I owned several muscle cars over the years but not placing any value on them, I just drove them for a couple years and traded them in! Who would have thought that they would ever be collectable? I had a 65 442 convertible, a 66 Mustang, a 68 Torino, a 70 Super Bee, and a 73 Charger! If I only had them today! I don't think I ever got more than $1,500 on a trade in for any of them!

Link to comment
Share on other sites

David, since I am not quite there yet in terms of my AARP magazine (:D - you retired guys of course get the last laugh!!!) tell me, does the article feature prewar stuff at all? Curious if the writer is writing to his own "Boomer) generation - I think I am like the last year or so of that...

While I agree with the general sentiment that the pickin's are slimmer post - say, 72 or so, each era will have it's collectible cars. I am shocked at the price of say, a late 70s TA or Z-28 on one hand, but on the other, since acquiring the MB, we are seeing quite a following in 80s European cars. I am looking for a set of BBS rims for this car, common circa '85 - '92 or so, right? Well the MB guys refer to them as "period correct" and a nice set will easily set me back a grand before the sneakers to go with. Someone is buying them - so that says there is interest. My point is the future is tough to forecast sometimes when we all kind of color what may be desirable with our own filters.

Some, but not all cars, cross generations, so the question to me is less what will be collected but what will remain interesting to younger people in time. Many Gen X types appreciate musclecars but those behind them walk right by them. Funny how time changes everything including what's the "hot car to have". Well, I am anxiously awaiting the much talked about decline in prices of a Classic Packard, traditional '32 highboy or MG T series to replace our Packard. And waiting.... And waiting...

Link to comment
Share on other sites

I would like to speak as a Generation "X er" . I have never owned a Japanese car and never would. And as far as what type of car a "Xer" would like, Just look at my list of cars below. Ed

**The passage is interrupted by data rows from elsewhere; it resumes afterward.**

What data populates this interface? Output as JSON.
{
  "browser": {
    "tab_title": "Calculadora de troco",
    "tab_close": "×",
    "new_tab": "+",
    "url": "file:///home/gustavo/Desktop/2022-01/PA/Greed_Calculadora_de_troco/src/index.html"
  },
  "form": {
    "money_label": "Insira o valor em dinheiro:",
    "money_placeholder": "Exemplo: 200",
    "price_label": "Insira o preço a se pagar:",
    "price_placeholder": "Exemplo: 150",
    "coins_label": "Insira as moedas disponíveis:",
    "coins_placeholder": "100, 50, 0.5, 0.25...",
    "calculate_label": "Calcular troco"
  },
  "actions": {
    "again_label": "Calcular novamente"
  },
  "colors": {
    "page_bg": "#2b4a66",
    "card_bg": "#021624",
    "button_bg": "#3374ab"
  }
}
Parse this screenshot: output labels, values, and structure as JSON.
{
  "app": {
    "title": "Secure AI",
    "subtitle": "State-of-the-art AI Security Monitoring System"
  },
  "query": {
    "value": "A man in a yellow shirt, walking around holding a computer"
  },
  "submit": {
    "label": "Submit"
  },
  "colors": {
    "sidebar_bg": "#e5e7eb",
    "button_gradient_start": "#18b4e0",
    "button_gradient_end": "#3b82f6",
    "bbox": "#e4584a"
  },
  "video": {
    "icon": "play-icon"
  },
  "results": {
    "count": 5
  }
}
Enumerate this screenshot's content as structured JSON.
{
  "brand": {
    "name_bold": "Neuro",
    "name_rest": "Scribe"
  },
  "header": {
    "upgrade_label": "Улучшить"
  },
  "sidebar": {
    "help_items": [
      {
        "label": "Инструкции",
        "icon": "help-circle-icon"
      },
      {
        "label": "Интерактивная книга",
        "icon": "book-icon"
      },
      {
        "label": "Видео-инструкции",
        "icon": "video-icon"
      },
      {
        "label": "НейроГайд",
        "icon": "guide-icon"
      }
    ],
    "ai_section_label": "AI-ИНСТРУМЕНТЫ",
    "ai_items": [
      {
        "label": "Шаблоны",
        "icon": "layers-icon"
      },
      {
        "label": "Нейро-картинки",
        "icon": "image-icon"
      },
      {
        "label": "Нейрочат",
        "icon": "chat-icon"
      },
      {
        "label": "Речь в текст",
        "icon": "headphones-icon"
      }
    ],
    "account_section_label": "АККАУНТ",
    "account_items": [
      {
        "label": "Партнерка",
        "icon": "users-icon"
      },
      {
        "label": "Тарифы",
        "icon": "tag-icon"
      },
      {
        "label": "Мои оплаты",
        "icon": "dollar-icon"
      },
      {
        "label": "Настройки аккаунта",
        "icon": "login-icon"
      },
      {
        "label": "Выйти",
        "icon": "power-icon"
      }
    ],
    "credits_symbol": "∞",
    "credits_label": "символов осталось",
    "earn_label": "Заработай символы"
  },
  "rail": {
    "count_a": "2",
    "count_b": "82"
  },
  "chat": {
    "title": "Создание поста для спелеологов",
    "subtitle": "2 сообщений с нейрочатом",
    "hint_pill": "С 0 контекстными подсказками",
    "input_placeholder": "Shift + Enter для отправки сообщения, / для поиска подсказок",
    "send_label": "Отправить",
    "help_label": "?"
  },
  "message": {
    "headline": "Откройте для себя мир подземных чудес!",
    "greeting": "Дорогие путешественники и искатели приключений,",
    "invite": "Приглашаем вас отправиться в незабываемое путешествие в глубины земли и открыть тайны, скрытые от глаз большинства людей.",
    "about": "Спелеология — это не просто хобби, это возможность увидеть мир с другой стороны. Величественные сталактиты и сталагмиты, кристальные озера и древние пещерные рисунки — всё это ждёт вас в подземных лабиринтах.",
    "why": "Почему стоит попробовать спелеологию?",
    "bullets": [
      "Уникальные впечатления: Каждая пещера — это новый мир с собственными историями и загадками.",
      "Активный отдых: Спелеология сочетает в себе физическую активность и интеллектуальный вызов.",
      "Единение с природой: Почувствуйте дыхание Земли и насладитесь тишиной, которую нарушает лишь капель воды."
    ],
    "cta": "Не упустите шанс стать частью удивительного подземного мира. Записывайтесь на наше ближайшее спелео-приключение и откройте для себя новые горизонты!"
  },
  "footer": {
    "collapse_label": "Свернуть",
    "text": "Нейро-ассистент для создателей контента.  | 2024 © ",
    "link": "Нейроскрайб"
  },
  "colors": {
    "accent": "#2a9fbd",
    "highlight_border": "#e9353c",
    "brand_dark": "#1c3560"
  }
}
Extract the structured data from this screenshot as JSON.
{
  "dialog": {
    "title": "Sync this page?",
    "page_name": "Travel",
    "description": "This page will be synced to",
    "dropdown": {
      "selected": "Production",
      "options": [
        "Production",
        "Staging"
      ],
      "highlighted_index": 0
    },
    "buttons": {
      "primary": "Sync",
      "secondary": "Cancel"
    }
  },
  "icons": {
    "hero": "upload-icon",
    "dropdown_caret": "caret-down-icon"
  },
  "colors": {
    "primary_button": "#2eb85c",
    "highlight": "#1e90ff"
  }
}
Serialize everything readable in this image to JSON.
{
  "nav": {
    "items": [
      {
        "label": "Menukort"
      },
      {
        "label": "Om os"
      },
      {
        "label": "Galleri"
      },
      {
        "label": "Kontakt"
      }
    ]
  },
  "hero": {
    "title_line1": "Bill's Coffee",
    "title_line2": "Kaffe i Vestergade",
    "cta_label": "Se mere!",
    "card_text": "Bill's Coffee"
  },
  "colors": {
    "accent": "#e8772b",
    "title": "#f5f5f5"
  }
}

Link to comment
Share on other sites

Create an account or sign in to comment

You need to be a member in order to leave a comment

Create an account

Sign up for a new account in our community. It's easy!

Register a new account

Sign in

Already have an account? Sign in here.

Sign In Now
×
×
  • Create New...